Objectives: The aims of this retrospective study were to evaluate the survival rate of a series of immediate implants after 3 years of follow-up and to study the relationship between survival and indication for tooth extraction. Study design: A retrospective study of patients treated with immediate implants between January 2003 and December 2008 was carried out. All patients receiving at least one post-extraction implant and a minimum follow-up of 5 years were included. Results: After 60 months, 30 immediate implants had been lost in 17 patients, yielding a total implant success rate of 93.8%. None of the implants placed failed after the extraction of included canines (100% success rate). In 20 failed implants the reason for extraction had been severe periodontal disease (91.8% SR), in 4 endodontic failure (88.6%SR), in 3 unrestorable caries (95.9% SR), in 1 untreatable fracture (95.2% SR) and in 2 improvement of prosthetic design (98.1% SR). No statistically significant influence was found between immediate implant failure and the reason for tooth extraction (p=0.11). Conclusions: The use of immediate implants is a successful alternative to replace missing teeth for severe periodontal disease, periapical pathology or by decay or untreatable fractures. Some reasons, such as periodontal disease itself is associated with a success rate significantly below the overall average. Similarly, the prosthetic design is associated with a better prognosis than all other reasons.
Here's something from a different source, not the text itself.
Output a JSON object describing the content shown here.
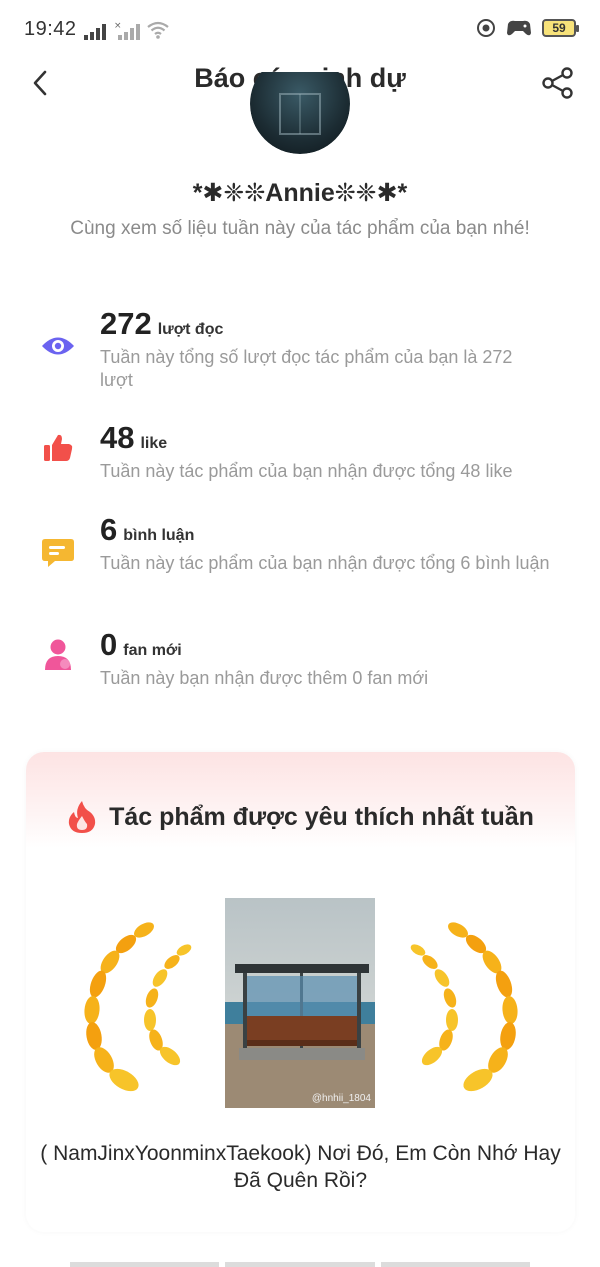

Tarazona, B., Tarazona-Álvarez, P., Peñarrocha-Oltra, D., & Peñarrocha-Diago, M. (2014). Relationship between indication for tooth extraction and outcome of immediate implants: A retrospective study with 5 years of follow-up. Journal of Clinical and Experimental Dentistry, 6(4), e384–e388. https://doi.org/10.4317/jced.51616